#### What is required
Only the lines holding the string "JSON" are needed; copy each of them from the data.

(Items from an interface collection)
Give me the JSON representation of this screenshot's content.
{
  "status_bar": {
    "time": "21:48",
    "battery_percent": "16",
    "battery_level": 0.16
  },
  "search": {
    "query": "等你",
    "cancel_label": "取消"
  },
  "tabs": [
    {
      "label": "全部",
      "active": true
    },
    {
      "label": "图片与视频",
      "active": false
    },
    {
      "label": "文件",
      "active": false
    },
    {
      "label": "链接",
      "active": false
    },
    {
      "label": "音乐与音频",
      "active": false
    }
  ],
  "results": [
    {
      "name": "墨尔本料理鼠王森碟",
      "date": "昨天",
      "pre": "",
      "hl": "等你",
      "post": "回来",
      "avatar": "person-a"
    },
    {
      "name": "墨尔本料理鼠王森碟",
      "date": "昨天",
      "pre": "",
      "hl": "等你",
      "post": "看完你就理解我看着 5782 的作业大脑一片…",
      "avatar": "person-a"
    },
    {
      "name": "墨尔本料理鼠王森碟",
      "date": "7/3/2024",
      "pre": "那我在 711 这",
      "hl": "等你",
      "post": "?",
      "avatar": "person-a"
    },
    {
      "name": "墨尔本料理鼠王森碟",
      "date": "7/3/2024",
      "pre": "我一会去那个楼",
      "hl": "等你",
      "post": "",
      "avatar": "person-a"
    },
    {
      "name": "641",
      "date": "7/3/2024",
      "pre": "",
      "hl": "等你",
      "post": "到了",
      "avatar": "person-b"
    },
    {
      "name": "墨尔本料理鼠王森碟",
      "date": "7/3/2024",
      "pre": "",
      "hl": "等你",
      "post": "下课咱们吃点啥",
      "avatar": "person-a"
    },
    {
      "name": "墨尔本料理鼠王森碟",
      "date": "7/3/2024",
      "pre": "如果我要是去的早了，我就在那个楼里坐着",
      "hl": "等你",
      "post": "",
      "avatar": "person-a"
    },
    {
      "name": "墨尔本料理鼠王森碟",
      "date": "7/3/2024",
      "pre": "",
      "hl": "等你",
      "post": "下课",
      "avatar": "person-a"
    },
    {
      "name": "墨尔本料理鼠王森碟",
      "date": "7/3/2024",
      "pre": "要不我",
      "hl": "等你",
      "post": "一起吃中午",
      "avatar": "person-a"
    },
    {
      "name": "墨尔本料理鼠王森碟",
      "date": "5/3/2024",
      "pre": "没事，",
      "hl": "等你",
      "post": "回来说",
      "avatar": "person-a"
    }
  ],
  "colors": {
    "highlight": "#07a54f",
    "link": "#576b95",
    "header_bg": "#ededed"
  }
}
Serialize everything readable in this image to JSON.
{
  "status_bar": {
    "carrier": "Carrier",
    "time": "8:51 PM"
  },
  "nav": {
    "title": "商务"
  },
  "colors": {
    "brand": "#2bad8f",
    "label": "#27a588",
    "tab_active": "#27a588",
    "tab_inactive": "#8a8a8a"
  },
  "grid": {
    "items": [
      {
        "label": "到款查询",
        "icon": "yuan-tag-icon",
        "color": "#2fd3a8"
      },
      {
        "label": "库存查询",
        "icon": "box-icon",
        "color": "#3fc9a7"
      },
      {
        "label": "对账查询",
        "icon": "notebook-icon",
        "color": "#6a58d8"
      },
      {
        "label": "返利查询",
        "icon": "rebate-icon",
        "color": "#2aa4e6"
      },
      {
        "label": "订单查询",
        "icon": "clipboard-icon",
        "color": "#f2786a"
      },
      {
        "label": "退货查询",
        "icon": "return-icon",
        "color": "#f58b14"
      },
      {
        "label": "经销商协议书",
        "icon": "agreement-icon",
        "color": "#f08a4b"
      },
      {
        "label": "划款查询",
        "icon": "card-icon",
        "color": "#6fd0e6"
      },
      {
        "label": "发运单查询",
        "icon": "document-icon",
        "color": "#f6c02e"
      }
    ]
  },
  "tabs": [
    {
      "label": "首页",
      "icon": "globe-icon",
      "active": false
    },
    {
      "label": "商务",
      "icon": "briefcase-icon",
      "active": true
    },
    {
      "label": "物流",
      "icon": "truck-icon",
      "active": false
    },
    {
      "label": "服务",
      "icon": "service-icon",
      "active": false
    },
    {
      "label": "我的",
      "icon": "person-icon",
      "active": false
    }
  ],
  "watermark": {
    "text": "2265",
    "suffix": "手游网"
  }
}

#### Solved problem
Give me the JSON representation of this screenshot's content.
Serialize everything readable in this image to JSON.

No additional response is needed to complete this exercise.